WASHINGTON — U.S. retail sales experienced a small gain during the hottest month of the year, the Census Bureau reported.
The Census Bureau announced that advance estimates of U.S. retail and food services sales for July, adjusted for seasonal variation and holiday and trading-day differences, but not for price changes, were $403.9 billion, an increase of 0.8% from the previous month and 4.1% above July 2011. Retail trade sales were up 0.8% from June and 3.7% above last year.
July marked the first gain the industry had in four months. The bigger-than-expected increase followed a 0.7% decline in June that was weaker than first reported.

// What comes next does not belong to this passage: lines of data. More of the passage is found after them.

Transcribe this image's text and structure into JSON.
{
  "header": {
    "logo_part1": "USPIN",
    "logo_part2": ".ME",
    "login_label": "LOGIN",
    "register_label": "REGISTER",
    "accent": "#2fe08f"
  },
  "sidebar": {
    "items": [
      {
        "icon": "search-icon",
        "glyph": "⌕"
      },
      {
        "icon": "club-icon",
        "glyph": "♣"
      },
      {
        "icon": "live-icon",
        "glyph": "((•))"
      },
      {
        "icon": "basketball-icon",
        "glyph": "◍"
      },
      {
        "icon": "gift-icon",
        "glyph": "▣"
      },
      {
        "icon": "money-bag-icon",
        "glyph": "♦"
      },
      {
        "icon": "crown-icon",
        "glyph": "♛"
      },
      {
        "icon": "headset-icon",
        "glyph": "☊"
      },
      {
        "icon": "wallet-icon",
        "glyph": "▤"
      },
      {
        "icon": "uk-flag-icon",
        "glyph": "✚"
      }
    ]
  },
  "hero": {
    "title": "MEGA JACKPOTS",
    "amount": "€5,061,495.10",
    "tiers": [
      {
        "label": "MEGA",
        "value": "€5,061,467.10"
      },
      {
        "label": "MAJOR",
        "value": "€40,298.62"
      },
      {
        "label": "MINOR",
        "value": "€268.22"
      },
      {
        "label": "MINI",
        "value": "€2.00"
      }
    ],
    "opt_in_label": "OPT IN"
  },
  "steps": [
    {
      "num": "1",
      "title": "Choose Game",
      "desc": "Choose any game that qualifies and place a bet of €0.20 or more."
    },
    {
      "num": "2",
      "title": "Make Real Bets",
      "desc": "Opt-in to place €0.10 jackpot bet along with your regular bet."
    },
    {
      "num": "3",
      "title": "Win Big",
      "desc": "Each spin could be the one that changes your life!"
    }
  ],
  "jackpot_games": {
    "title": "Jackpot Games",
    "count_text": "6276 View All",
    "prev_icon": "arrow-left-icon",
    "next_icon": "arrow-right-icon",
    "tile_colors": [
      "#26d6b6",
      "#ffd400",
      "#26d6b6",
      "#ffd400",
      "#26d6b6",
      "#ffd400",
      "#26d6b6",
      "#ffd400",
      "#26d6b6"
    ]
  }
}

Looking across retail categories, adjusted sales at grocery stores during the month rose about 0.4% to $47.3 billion. Health and personal care stores increase more than 1% to nearly $22.8 billion. Retail sales for drug stores and pharmacies were not recorded; however, sales experienced a decline from May to June (to $18.7 billion). General merchandise stores' sales rose 0.7% seasonally-adjusted month-to-month yet decreased 1.4% unadjusted year-over-year.
Commenting on the results, the National Retail Federation said the sales increase "demonstrates a confident yet cautious consumer."
"Halfway through the back-to-school season retailers are seeing positive signs that consumers are spending," NRF president and CEO Matthew Shay said. "However, sustained retail growth hinges on Congress' and the administration's ability to make smart decisions about the economy and Americans' confidence in our long-term recovery."
NRF chief economist Jack Kleinhenz added, "Despite high unemployment, and political and fiscal uncertainty, consumers are spending again, albeit cautiously. Retail sales continue to remain resilient in the face of bleak international news, with retailers on track with sustained sales growth year-over-year and year to date. Retail sales will continue to see modest growth in the fall and winter."